The project involved clearing a large area of poor conifer plantation, which actually enhanced the wildlife habitat in the area. NPC has also committed six years of ornithological monitoring. It has to do this annually for three years following commissioning, and then at five, ten and 15 years thereafter.
The capacity was increased by 138MW as part of Phase II and Phase IIa between 2007 and 2010.
Wind design and optimisation software at Crystal Rig
NPC used WindFarmer wind farm design and optimisation software to perform wake modelling exercises and energy yield predictions. Wind flow modelling uses the industry standard WAsP wind flow analysis model, and the company is one of the few qualified WAsP users in the UK.
It participates in studies to test and verify 3D wind flow models in areas of highly complex terrain, where the opportunity to use WAsP, or other simple linear flow models is limited.
Wind analysis services include site anemometry, wind data analysis and regime prediction, and wind flow modelling. Energy yield predictions include full uncertainty analysis, and NPC helps with securing planning permission for masts, equipment specification and procurement, and mast site selection and installation.
80M rotor diameter
The N80 has a rotor diameter of 80m. Pitch control optimises the energy yield at all wind speeds. The machine offers low maintenance: there are no rotating hydraulics in the hub, the blade adjustment drives are maintenance free, and control cabinets are easily accessible.
The rotor blades (1) are made of glass fibre-reinforced plastic, with a pitch-regulated rotor. The hub (2) is made of cast iron, and the turbine frame (3) is ductile cast iron. The solid double spherical rotor bearing (4) has a ductile cast iron casing. The rotor shaft (5) is also made of ductile cast iron.
The gearbox (6) is a custom-designed two-stage planetary gear. The disk brake (7) has two brake callipers and is located on the high-speed shaft of the gearbox. The generator coupling (8) is a flexible coupling, with a 2,500kW liquid-cooled double-fed asynchronous generator (9). The cooling radiator (10) is a part of the gearbox cooling system, with fan coolers (11) cooling the generator.
The wind-measuring system (12) consists of a redundant anemometer and wind vane, measuring the wind conditions and passing the signal to the turbine control system (13). This monitors and controls the turbine. The hydraulic system (14) maintains and controls the hydraulic pressure to the disc brakes and the yaw brake system.
The yaw drive (15) has two planetary yaw gears, driven by frequency-controlled electrical motors. The yaw bearing (16) is a four-point ball bearing with outer teething. In addition, the turbine has an active yaw disc brake system.

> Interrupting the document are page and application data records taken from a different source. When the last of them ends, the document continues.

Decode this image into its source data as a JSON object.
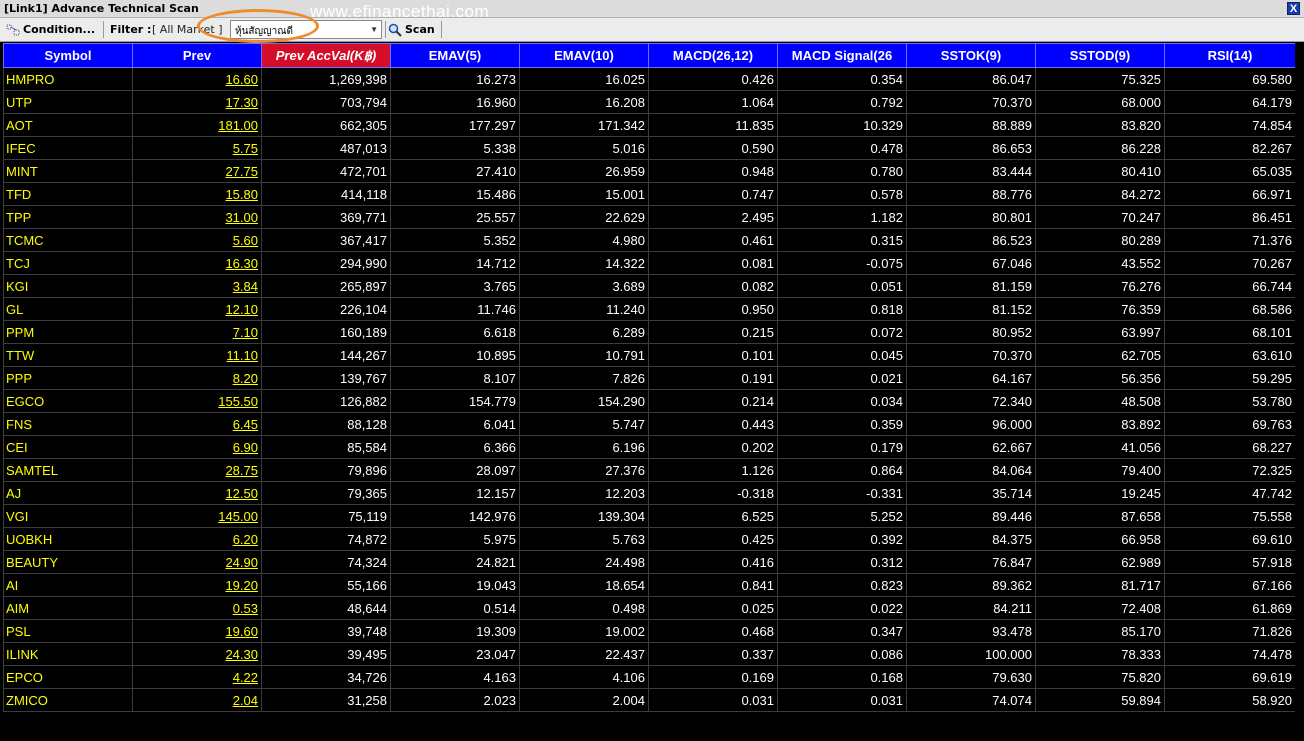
{
  "window": {
    "title": "[Link1] Advance Technical Scan",
    "watermark": "www.efinancethai.com",
    "close_label": "X"
  },
  "toolbar": {
    "condition_label": "Condition...",
    "filter_label": "Filter :",
    "filter_value": "[ All Market ]",
    "combo_value": "หุ้นสัญญาณดี",
    "combo_arrow": "▼",
    "scan_label": "Scan"
  },
  "colors": {
    "header_bg": "#0000ff",
    "sorted_header_bg": "#d40e2a",
    "symbol_text": "#ffff00",
    "highlight_oval": "#f08a2c"
  },
  "table": {
    "columns": [
      "Symbol",
      "Prev",
      "Prev AccVal(K฿)",
      "EMAV(5)",
      "EMAV(10)",
      "MACD(26,12)",
      "MACD Signal(26",
      "SSTOK(9)",
      "SSTOD(9)",
      "RSI(14)"
    ],
    "sorted_column": "Prev AccVal(K฿)",
    "rows": [
      [
        "HMPRO",
        "16.60",
        "1,269,398",
        "16.273",
        "16.025",
        "0.426",
        "0.354",
        "86.047",
        "75.325",
        "69.580"
      ],
      [
        "UTP",
        "17.30",
        "703,794",
        "16.960",
        "16.208",
        "1.064",
        "0.792",
        "70.370",
        "68.000",
        "64.179"
      ],
      [
        "AOT",
        "181.00",
        "662,305",
        "177.297",
        "171.342",
        "11.835",
        "10.329",
        "88.889",
        "83.820",
        "74.854"
      ],
      [
        "IFEC",
        "5.75",
        "487,013",
        "5.338",
        "5.016",
        "0.590",
        "0.478",
        "86.653",
        "86.228",
        "82.267"
      ],
      [
        "MINT",
        "27.75",
        "472,701",
        "27.410",
        "26.959",
        "0.948",
        "0.780",
        "83.444",
        "80.410",
        "65.035"
      ],
      [
        "TFD",
        "15.80",
        "414,118",
        "15.486",
        "15.001",
        "0.747",
        "0.578",
        "88.776",
        "84.272",
        "66.971"
      ],
      [
        "TPP",
        "31.00",
        "369,771",
        "25.557",
        "22.629",
        "2.495",
        "1.182",
        "80.801",
        "70.247",
        "86.451"
      ],
      [
        "TCMC",
        "5.60",
        "367,417",
        "5.352",
        "4.980",
        "0.461",
        "0.315",
        "86.523",
        "80.289",
        "71.376"
      ],
      [
        "TCJ",
        "16.30",
        "294,990",
        "14.712",
        "14.322",
        "0.081",
        "-0.075",
        "67.046",
        "43.552",
        "70.267"
      ],
      [
        "KGI",
        "3.84",
        "265,897",
        "3.765",
        "3.689",
        "0.082",
        "0.051",
        "81.159",
        "76.276",
        "66.744"
      ],
      [
        "GL",
        "12.10",
        "226,104",
        "11.746",
        "11.240",
        "0.950",
        "0.818",
        "81.152",
        "76.359",
        "68.586"
      ],
      [
        "PPM",
        "7.10",
        "160,189",
        "6.618",
        "6.289",
        "0.215",
        "0.072",
        "80.952",
        "63.997",
        "68.101"
      ],
      [
        "TTW",
        "11.10",
        "144,267",
        "10.895",
        "10.791",
        "0.101",
        "0.045",
        "70.370",
        "62.705",
        "63.610"
      ],
      [
        "PPP",
        "8.20",
        "139,767",
        "8.107",
        "7.826",
        "0.191",
        "0.021",
        "64.167",
        "56.356",
        "59.295"
      ],
      [
        "EGCO",
        "155.50",
        "126,882",
        "154.779",
        "154.290",
        "0.214",
        "0.034",
        "72.340",
        "48.508",
        "53.780"
      ],
      [
        "FNS",
        "6.45",
        "88,128",
        "6.041",
        "5.747",
        "0.443",
        "0.359",
        "96.000",
        "83.892",
        "69.763"
      ],
      [
        "CEI",
        "6.90",
        "85,584",
        "6.366",
        "6.196",
        "0.202",
        "0.179",
        "62.667",
        "41.056",
        "68.227"
      ],
      [
        "SAMTEL",
        "28.75",
        "79,896",
        "28.097",
        "27.376",
        "1.126",
        "0.864",
        "84.064",
        "79.400",
        "72.325"
      ],
      [
        "AJ",
        "12.50",
        "79,365",
        "12.157",
        "12.203",
        "-0.318",
        "-0.331",
        "35.714",
        "19.245",
        "47.742"
      ],
      [
        "VGI",
        "145.00",
        "75,119",
        "142.976",
        "139.304",
        "6.525",
        "5.252",
        "89.446",
        "87.658",
        "75.558"
      ],
      [
        "UOBKH",
        "6.20",
        "74,872",
        "5.975",
        "5.763",
        "0.425",
        "0.392",
        "84.375",
        "66.958",
        "69.610"
      ],
      [
        "BEAUTY",
        "24.90",
        "74,324",
        "24.821",
        "24.498",
        "0.416",
        "0.312",
        "76.847",
        "62.989",
        "57.918"
      ],
      [
        "AI",
        "19.20",
        "55,166",
        "19.043",
        "18.654",
        "0.841",
        "0.823",
        "89.362",
        "81.717",
        "67.166"
      ],
      [
        "AIM",
        "0.53",
        "48,644",
        "0.514",
        "0.498",
        "0.025",
        "0.022",
        "84.211",
        "72.408",
        "61.869"
      ],
      [
        "PSL",
        "19.60",
        "39,748",
        "19.309",
        "19.002",
        "0.468",
        "0.347",
        "93.478",
        "85.170",
        "71.826"
      ],
      [
        "ILINK",
        "24.30",
        "39,495",
        "23.047",
        "22.437",
        "0.337",
        "0.086",
        "100.000",
        "78.333",
        "74.478"
      ],
      [
        "EPCO",
        "4.22",
        "34,726",
        "4.163",
        "4.106",
        "0.169",
        "0.168",
        "79.630",
        "75.820",
        "69.619"
      ],
      [
        "ZMICO",
        "2.04",
        "31,258",
        "2.023",
        "2.004",
        "0.031",
        "0.031",
        "74.074",
        "59.894",
        "58.920"
      ]
    ]
  }
}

The nacelle cover (17) is made of glass fibre-reinforced plastic on a steel frame, while the tower (18) is a tubular steel structure available in various heights. The pitch system (19) consists of three independent pitch gears, driven by electrical motors.

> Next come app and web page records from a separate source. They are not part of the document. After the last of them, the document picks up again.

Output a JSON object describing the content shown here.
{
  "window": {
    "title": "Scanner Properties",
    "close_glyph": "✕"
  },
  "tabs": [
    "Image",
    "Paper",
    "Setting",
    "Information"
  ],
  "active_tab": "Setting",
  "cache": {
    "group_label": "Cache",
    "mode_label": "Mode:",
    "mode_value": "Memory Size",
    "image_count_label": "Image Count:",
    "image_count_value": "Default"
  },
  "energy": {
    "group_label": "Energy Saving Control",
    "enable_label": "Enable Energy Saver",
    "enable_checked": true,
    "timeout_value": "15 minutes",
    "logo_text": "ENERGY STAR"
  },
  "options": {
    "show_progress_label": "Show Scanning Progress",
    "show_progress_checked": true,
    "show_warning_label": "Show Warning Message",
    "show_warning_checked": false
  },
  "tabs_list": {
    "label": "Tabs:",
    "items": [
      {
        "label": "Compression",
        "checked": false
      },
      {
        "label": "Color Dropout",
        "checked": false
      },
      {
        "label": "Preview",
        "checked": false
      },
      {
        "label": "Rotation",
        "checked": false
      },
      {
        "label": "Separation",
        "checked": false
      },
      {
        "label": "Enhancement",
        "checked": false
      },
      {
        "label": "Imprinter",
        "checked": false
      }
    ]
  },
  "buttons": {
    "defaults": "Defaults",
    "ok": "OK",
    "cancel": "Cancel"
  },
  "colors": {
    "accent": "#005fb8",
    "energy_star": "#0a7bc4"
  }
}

Wind power grows in Scotland
The addition of new turbines helped Scotland meet its target to generate 31% of electricity from renewable sources by 2011.

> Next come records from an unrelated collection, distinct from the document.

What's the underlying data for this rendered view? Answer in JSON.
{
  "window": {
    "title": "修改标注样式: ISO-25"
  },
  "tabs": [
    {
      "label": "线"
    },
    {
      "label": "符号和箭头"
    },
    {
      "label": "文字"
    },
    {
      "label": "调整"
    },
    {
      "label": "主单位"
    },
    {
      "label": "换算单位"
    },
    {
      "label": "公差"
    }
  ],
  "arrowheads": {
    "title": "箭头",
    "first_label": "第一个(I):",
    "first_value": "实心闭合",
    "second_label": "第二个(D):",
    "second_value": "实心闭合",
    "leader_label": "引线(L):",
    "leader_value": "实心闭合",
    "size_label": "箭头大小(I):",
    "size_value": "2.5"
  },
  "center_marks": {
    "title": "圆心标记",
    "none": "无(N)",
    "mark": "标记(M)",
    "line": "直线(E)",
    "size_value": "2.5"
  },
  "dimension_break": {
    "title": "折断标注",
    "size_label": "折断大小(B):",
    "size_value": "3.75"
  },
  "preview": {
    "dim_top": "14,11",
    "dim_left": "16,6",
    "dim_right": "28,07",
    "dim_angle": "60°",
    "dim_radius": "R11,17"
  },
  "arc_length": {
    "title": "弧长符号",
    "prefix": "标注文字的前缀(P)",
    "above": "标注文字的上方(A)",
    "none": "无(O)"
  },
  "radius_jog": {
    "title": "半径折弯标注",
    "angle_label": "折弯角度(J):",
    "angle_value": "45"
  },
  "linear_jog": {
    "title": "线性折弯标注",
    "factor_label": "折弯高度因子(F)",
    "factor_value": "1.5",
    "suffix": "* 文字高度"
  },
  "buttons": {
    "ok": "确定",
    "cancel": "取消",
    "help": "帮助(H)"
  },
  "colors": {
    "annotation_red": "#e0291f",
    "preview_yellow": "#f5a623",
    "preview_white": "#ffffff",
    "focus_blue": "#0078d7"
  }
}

A considerable number of community and householder projects have also been brought into operation throughout Scotland in the recent past. Projects like these will help improve the percentage of energy produced by renewables in Scotland from today’s 31% to 100% by 2020.